Protests are meant to be disruptive in a positive sense—to disrupt the status quo and to interrupt the oppressive structures that inhibit true change. This is an urgent task.
The School of Liberal Arts decries these acts of state-sponsored violence and rejects racism, both direct and explicit as well as structural and implicit. We stand with those at Tulane, in New Orleans, and around the country who raise their voices against anti-Black racism in all its forms.
We know that racism is not limited to the police, but pervades all aspects of American society, including academia. We come together in the midst of a pandemic that has produced mortality rates among African Americans at twice the rate of white Americans.1 As my colleague, Thomas LaVeist, dean of Tulane’s School of Public Health and Tropical Medicine, has shown, 60% of those who have died of complications from Covid-19 in Louisiana are African American, while African Americans make up only 32% of our state’s population.2 Meanwhile, 66% of those in Louisiana prisons are African American, significantly higher than the already starkly disproportionate rates of Black incarceration in the U.S.3 Add to that the disproportionate effects on Black and Brown communities of environmental degradation, toxicity of soil and water, and disparities in educational access, and the systemic nature of racism is evident.
I believe it is important for leaders to announce their rejection of racism. But it is equally important to listen to the voices of those protesting, to hear the experiences of members of our community, and to dedicate ourselves to structural change. Today, academics across the country launched a movement called #ShutDownAcademia, to force the academy to confront its biases, to take responsibility for anti-Black racism in higher education, and to work actively toward positive change. This message is in solidarity with those goals.
At the rally down at Jackson Square on Friday night, I saw a sign that said: “This revolution will be televised.” It was a reference to the 1971 anthem, “The Revolution Will Not be Televised,” by Gil Scott-Heron, the radical jazz poet and anti-racist activist. In a 1982 performance, Scott-Heron elaborated: “The first revolution is when you change your mind about how you look at things and see that there might be another way to look at it that you have not been shown.”
Protests are meant to be disruptive in a positive sense—to disrupt the status quo and to interrupt the oppressive structures that inhibit true change. This is an urgent task for the liberal arts. The liberal arts are called “liberal” not as a political designation, but rather because their study is intended to liberate the mind from its prejudices and preconceptions, those structures that inhibit growth or change. They should properly be called the liberating arts.
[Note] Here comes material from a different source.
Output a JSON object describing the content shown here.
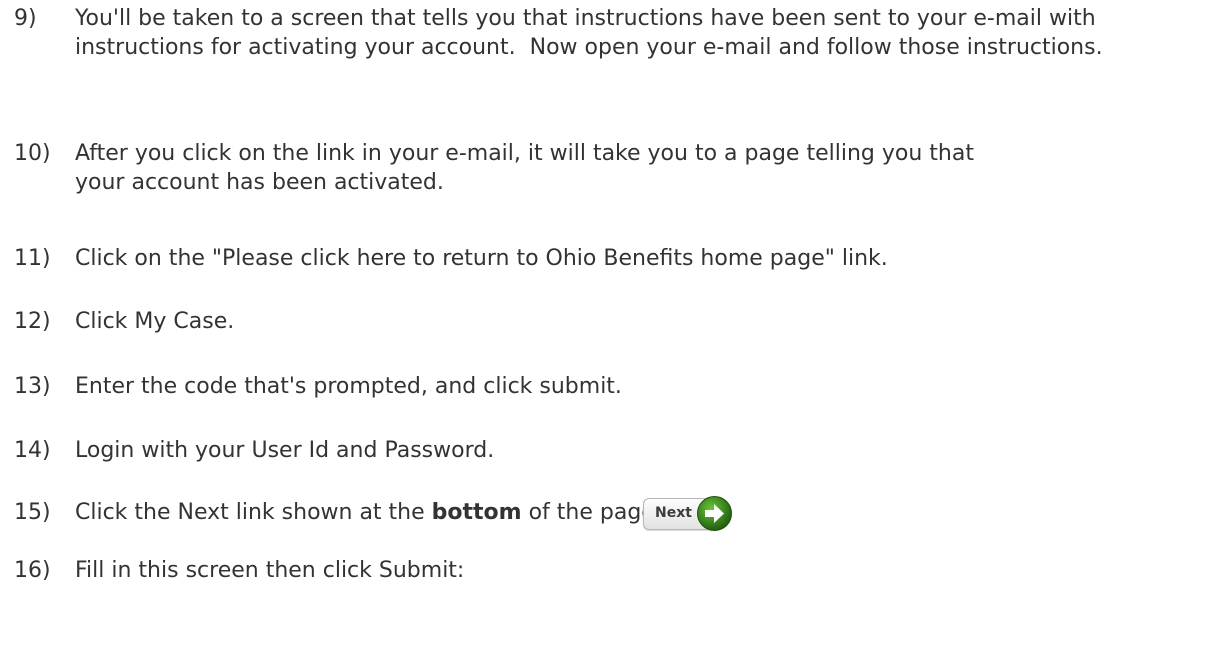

The School of Liberal Arts, across its 34 departments and programs, integrates the study of the humanities, which have the human and human expression at their core; the social sciences, which analyze and dissect structures of power and society; and the fine and performing arts, which bring expression to our humanity and amplify it. We not only decry the structures and expression of racism, but we are committed to showing different ways of thinking.
To be truly disrupted by the present protests means to do things differently from before. I am announcing a number of new commitments that will guide the School of Liberal Arts in the coming weeks, months, and years. Some build on work we have been doing and some are spurred on by these events and are intended to ensure that we learn from them.
As an educator, I am an optimist. What I see and hear at the protests—and from friends, colleagues, and students—gives me hope that on the other end of this pandemic, we will not seek to return to “normal.” But I know too that optimism must be paired with action. I pledge to do my part and that the School of Liberal Arts will do its part. One of the great signs I saw at the rallies this past week read “silence is a form of oppression.” We raise our voices in support.
Dean and Professor
School of Liberal Arts
New Orleans, Lousiana
1 These are statistics from the Centers for Disease Control and Prevention. See: https://www.cdc.gov/coronavirus/2019-ncov/community/health-equity/racial-ethnic-disparities/
2 Dean LaVeist identifies three categories of discrimination in health: health disparities, health inequality, and health inequity. He has launched The Skin You’re In (http://tsyi.org ) to address these inequities.
3 These statistics come from the 2010 U.S. Census. See: https://www.prisonpolicy.org/graphs/2010percent/LA_Blacks_2010.html